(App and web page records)

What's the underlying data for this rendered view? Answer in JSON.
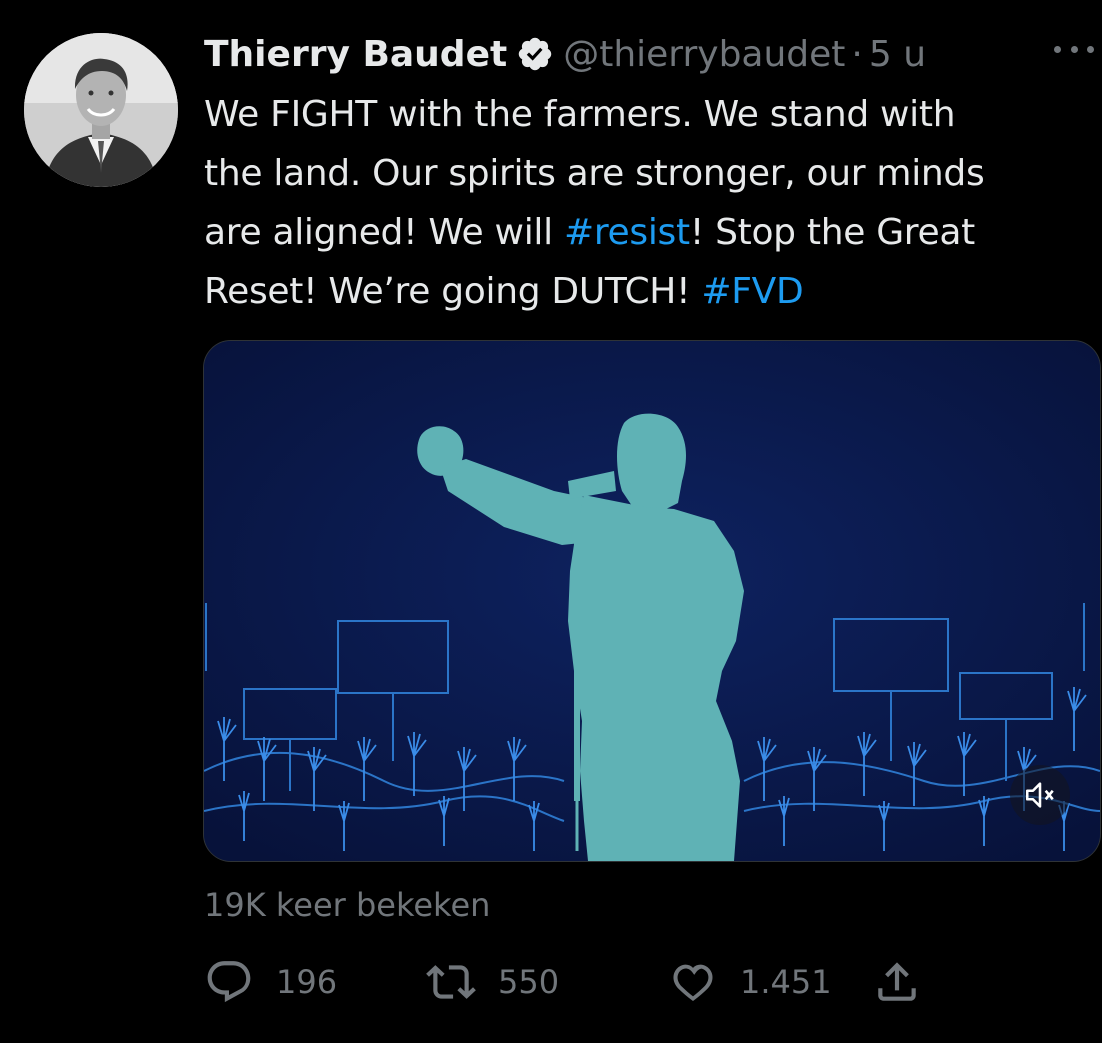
{
  "tweet": {
    "author_name": "Thierry Baudet",
    "handle": "@thierrybaudet",
    "separator": "·",
    "time": "5 u",
    "text_lines": [
      [
        {
          "t": "We FIGHT with the farmers. We stand with"
        }
      ],
      [
        {
          "t": "the land. Our spirits are stronger, our minds"
        }
      ],
      [
        {
          "t": "are aligned! We will "
        },
        {
          "t": "#resist",
          "tag": true
        },
        {
          "t": "! Stop the Great"
        }
      ],
      [
        {
          "t": "Reset! We’re going DUTCH! "
        },
        {
          "t": "#FVD",
          "tag": true
        }
      ]
    ],
    "views_label": "19K keer bekeken",
    "replies": "196",
    "retweets": "550",
    "likes": "1.451"
  },
  "icons": {
    "verified": "verified-badge-icon",
    "more": "more-options-icon",
    "mute": "volume-muted-icon",
    "reply": "reply-icon",
    "retweet": "retweet-icon",
    "like": "heart-icon",
    "share": "share-icon"
  },
  "colors": {
    "background": "#000000",
    "text": "#e7e9ea",
    "secondary": "#71767b",
    "hashtag": "#1d9bf0",
    "media_background": "#0b1a4a",
    "silhouette": "#5fb2b5",
    "crowd_lines": "#2f7fd6"
  }
}
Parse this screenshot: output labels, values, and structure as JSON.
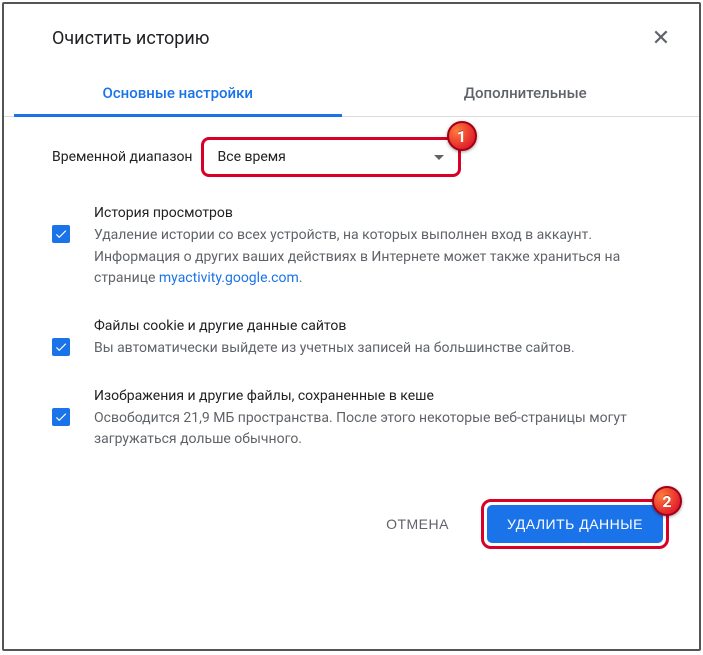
{
  "header": {
    "title": "Очистить историю"
  },
  "tabs": [
    {
      "label": "Основные настройки",
      "active": true
    },
    {
      "label": "Дополнительные",
      "active": false
    }
  ],
  "time_range": {
    "label": "Временной диапазон",
    "value": "Все время"
  },
  "options": [
    {
      "title": "История просмотров",
      "desc_before": "Удаление истории со всех устройств, на которых выполнен вход в аккаунт. Информация о других ваших действиях в Интернете может также храниться на странице ",
      "link_text": "myactivity.google.com",
      "desc_after": ".",
      "checked": true
    },
    {
      "title": "Файлы cookie и другие данные сайтов",
      "desc": "Вы автоматически выйдете из учетных записей на большинстве сайтов.",
      "checked": true
    },
    {
      "title": "Изображения и другие файлы, сохраненные в кеше",
      "desc": "Освободится 21,9 МБ пространства. После этого некоторые веб-страницы могут загружаться дольше обычного.",
      "checked": true
    }
  ],
  "footer": {
    "cancel": "ОТМЕНА",
    "clear": "УДАЛИТЬ ДАННЫЕ"
  },
  "annotations": [
    "1",
    "2"
  ],
  "colors": {
    "accent": "#1a73e8",
    "highlight": "#d80027",
    "text_primary": "#202124",
    "text_secondary": "#5f6368"
  }
}
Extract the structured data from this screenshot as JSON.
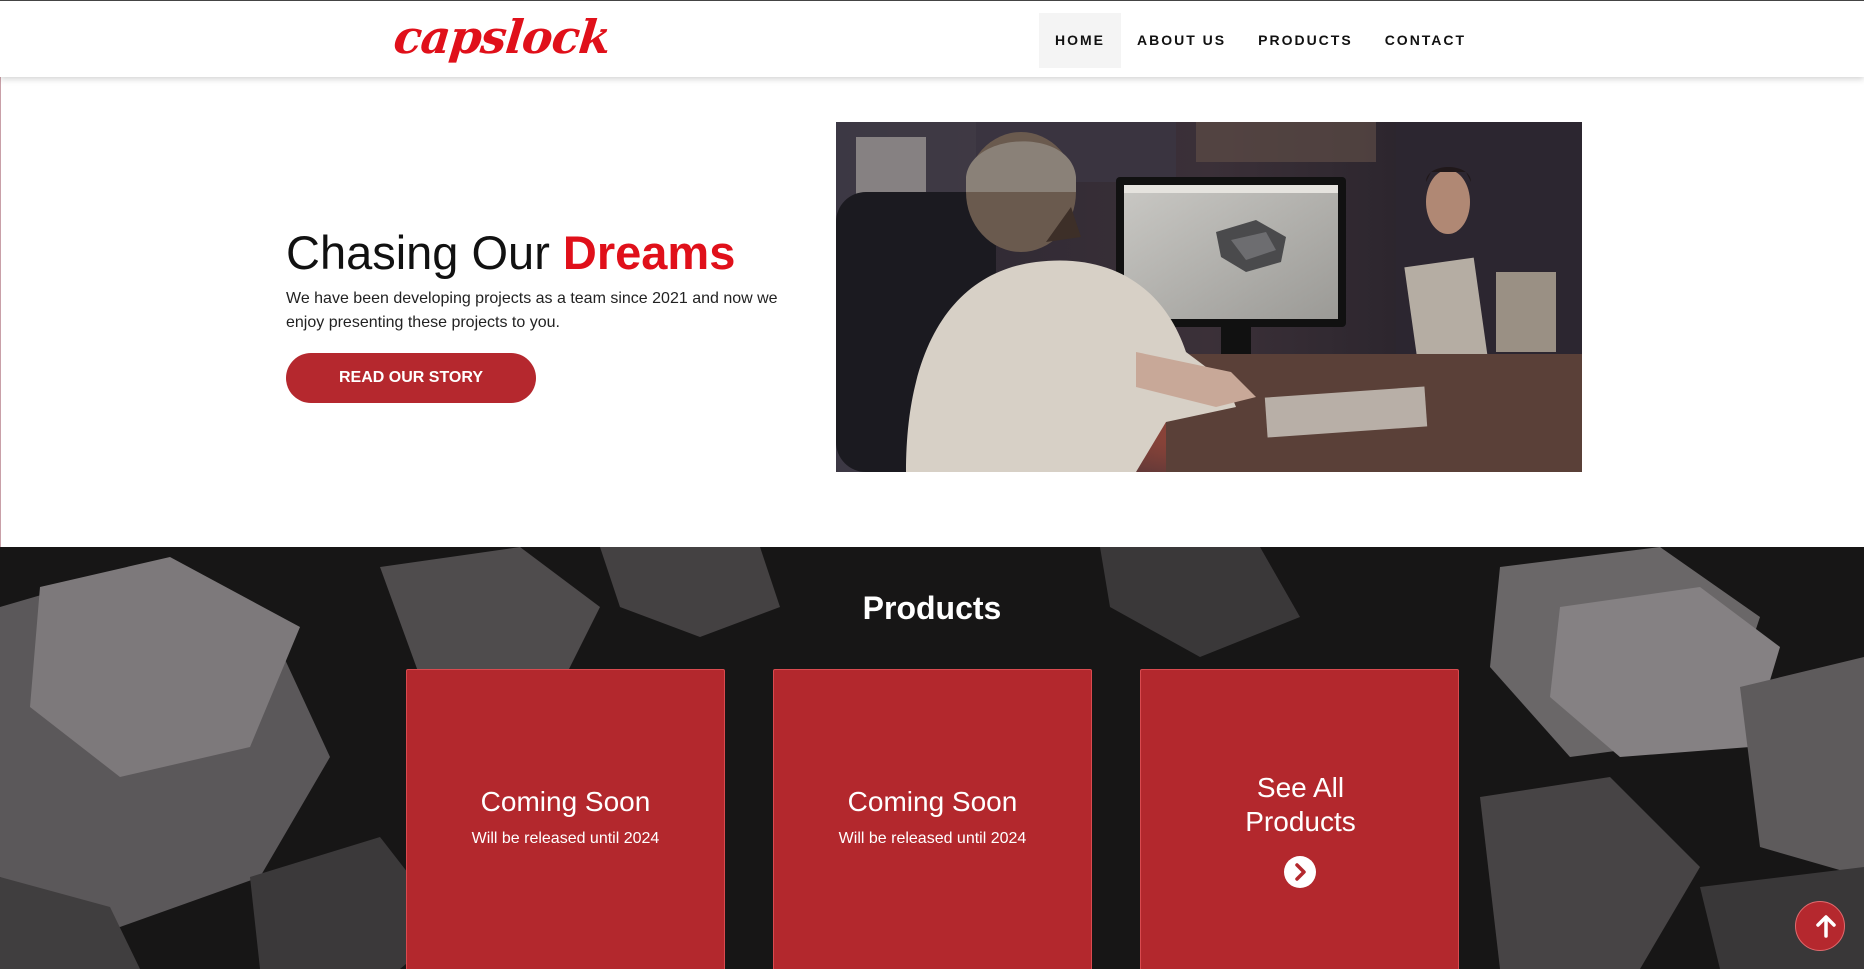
{
  "header": {
    "logo": "capslock",
    "nav": [
      {
        "label": "HOME",
        "active": true
      },
      {
        "label": "ABOUT US",
        "active": false
      },
      {
        "label": "PRODUCTS",
        "active": false
      },
      {
        "label": "CONTACT",
        "active": false
      }
    ]
  },
  "hero": {
    "title_plain": "Chasing Our ",
    "title_accent": "Dreams",
    "text": "We have been developing projects as a team since 2021 and now we enjoy presenting these projects to you.",
    "button_label": "READ OUR STORY"
  },
  "products": {
    "title": "Products",
    "cards": [
      {
        "title": "Coming Soon",
        "subtitle": "Will be released until 2024"
      },
      {
        "title": "Coming Soon",
        "subtitle": "Will be released until 2024"
      },
      {
        "title": "See All Products",
        "icon": "chevron-right-circle-icon"
      }
    ]
  },
  "scroll_top": {
    "icon": "arrow-up-icon"
  },
  "colors": {
    "brand_red": "#e0101a",
    "button_red": "#b5282e",
    "card_red": "#b3282d"
  }
}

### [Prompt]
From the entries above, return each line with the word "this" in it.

### [Task answer]
What's the underlying data for this rendered view? Answer in JSON.
Parse this screenshot: output labels, values, and structure as JSON.
Extract the structured data from this screenshot as JSON.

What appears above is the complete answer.